The No Child Left Behind Act needs a moral overhaul because it is leaving behind more children than its saving, especially poor children and children of color, according to the National Council of Churches education committee.
Citing a moral imperative, the education committee states that children need to be educated and treated with more humanity. Under the current No Child Left Behind Act, children are viewed as products to be tested and managed, according to a public statement released by the NCC.
Christian faith demands, as a matter of justice and compassion, that we be concerned about our public schools, stated the NCC Committee for Public Education, which enumerated 10 moral concerns that should be taken into account when implementing the NCLB law.
The No Child Left Behind Act, which was passed in 2001 has been criticized by some educators who note with frustration that although their schools may be improving, they still fall short of the laws standards, which reward good performance on tests.
The NCC comments on the state of education under the NCLB law come following a shift in strategy for the U.S. Education Department. In November, Education Secretary Margaret Spellings said that as many as 10 states will be allowed to begin employing "growth models," if they wish. The new method would credit adequate yearly progress, even if test scores do not meet the state standards.
"A growth model is not a way around accountability standards," Spellings said, according to the Washington Post.
She said that students would continue to be tested in reading and mathematics from grades 3 to 8, with reports in high school recording statistics on racial and ethnic minorities. The laws goals remain. They are to close achievement gaps and make sure that all students reach proficiency by 2014

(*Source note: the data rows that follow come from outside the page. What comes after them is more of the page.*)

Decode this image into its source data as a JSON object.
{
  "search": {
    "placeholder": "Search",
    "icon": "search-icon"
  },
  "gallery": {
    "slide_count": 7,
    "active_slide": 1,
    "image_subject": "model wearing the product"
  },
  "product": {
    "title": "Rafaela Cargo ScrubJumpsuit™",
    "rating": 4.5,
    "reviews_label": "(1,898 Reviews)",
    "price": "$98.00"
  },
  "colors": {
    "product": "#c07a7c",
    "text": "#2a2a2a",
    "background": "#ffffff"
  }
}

In response to the difficulties being encountered with the new law, the NCC issued ten moral concerns about the way it is being implemented and its effects on students, teachers, schools and their communities.
In addition, the NCC education committee faults Congress for allocating fewer funds every year than the law authorized since it was passed.

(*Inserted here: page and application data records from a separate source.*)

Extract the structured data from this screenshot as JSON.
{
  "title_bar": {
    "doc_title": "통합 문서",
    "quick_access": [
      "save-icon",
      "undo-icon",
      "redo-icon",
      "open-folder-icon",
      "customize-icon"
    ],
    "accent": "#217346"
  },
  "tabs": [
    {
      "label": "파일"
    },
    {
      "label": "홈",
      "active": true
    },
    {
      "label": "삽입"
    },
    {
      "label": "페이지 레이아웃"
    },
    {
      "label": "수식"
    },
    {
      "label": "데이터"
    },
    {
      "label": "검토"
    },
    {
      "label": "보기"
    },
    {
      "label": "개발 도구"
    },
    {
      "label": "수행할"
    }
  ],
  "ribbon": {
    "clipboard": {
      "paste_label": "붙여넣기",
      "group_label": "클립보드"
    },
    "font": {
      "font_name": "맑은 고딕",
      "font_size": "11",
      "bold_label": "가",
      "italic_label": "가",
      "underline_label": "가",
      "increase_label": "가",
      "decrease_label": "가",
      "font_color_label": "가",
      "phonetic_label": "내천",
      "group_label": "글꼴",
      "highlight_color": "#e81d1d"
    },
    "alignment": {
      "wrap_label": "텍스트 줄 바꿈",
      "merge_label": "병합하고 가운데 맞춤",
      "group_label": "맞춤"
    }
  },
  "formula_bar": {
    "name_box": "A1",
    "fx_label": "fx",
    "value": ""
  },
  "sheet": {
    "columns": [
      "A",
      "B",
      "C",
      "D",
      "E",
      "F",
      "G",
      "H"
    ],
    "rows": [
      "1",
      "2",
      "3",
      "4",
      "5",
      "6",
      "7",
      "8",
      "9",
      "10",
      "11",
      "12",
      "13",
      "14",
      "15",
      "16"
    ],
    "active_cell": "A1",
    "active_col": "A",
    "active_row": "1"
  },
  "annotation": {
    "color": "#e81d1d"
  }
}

The NCC criticizes the business-management assumptions it says the NCLB law makes. It states that the law approaches education looking to improve student productivity instead of providing resources and support for the individuals who will shape childrens lives.

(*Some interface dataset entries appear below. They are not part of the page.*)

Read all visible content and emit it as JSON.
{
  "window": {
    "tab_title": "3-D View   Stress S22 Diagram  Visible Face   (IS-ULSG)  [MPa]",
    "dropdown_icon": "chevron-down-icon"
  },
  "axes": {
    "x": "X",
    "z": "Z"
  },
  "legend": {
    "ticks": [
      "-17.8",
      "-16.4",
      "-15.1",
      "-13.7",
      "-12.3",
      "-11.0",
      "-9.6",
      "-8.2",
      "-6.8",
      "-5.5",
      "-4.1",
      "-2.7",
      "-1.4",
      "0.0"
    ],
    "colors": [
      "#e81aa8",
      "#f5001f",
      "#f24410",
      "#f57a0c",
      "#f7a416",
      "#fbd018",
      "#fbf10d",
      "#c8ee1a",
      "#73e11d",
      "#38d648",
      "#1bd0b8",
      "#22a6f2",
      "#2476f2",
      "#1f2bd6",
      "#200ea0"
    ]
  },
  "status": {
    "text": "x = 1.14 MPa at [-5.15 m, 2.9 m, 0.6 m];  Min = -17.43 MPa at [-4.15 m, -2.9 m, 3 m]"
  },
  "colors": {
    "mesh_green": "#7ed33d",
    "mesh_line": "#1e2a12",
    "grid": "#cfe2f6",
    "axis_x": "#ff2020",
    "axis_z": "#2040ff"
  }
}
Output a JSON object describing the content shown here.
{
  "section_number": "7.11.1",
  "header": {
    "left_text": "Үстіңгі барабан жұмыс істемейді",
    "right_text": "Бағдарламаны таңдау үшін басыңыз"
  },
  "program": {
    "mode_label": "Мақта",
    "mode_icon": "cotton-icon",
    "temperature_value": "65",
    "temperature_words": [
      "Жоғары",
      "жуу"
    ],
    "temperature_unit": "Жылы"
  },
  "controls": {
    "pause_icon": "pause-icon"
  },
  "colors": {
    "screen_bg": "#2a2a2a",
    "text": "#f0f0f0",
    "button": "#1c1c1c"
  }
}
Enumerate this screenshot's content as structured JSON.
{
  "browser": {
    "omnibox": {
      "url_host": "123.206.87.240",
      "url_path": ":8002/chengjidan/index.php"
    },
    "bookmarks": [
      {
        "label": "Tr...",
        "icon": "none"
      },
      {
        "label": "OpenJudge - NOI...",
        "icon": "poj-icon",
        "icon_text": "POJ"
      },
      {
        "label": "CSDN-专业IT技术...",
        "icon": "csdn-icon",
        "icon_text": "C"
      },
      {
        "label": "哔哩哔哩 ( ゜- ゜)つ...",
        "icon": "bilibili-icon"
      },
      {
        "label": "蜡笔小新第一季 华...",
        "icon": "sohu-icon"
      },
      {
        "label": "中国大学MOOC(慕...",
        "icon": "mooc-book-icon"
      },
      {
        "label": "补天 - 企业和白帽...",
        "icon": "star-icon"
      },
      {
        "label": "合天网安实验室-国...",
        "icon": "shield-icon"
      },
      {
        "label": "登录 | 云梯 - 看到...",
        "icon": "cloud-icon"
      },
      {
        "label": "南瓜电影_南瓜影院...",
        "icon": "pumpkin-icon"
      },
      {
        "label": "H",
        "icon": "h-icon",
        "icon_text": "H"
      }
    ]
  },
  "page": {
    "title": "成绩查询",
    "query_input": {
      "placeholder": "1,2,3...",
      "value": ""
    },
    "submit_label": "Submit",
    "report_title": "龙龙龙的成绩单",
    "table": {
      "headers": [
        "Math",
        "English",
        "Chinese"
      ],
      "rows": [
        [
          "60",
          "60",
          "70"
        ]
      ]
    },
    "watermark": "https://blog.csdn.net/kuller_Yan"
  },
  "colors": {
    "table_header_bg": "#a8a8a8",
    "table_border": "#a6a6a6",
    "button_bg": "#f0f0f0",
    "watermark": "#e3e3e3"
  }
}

The NCC also faults the law because it clashes with the organizations view that public schools cannot be improved by focusing only on the schools.
Overall, the law's emphasis needs to shift from applying sanctions for failing to raise test scores to holding states and localities accountable for making the systemic changes that improve student achievement."
Members in the NCCs Committee for Public Education and Literacy represent various denominations. Among them are: the Christian Church, Disciples of Christ; the Christian Methodist Episcopal Church; the Episcopal Church; the Evangelical Lutheran Church in America; the Presbyterian Church (USA); the Progressive National Baptist Convention; the United Church of Christ; and the United Methodist Women.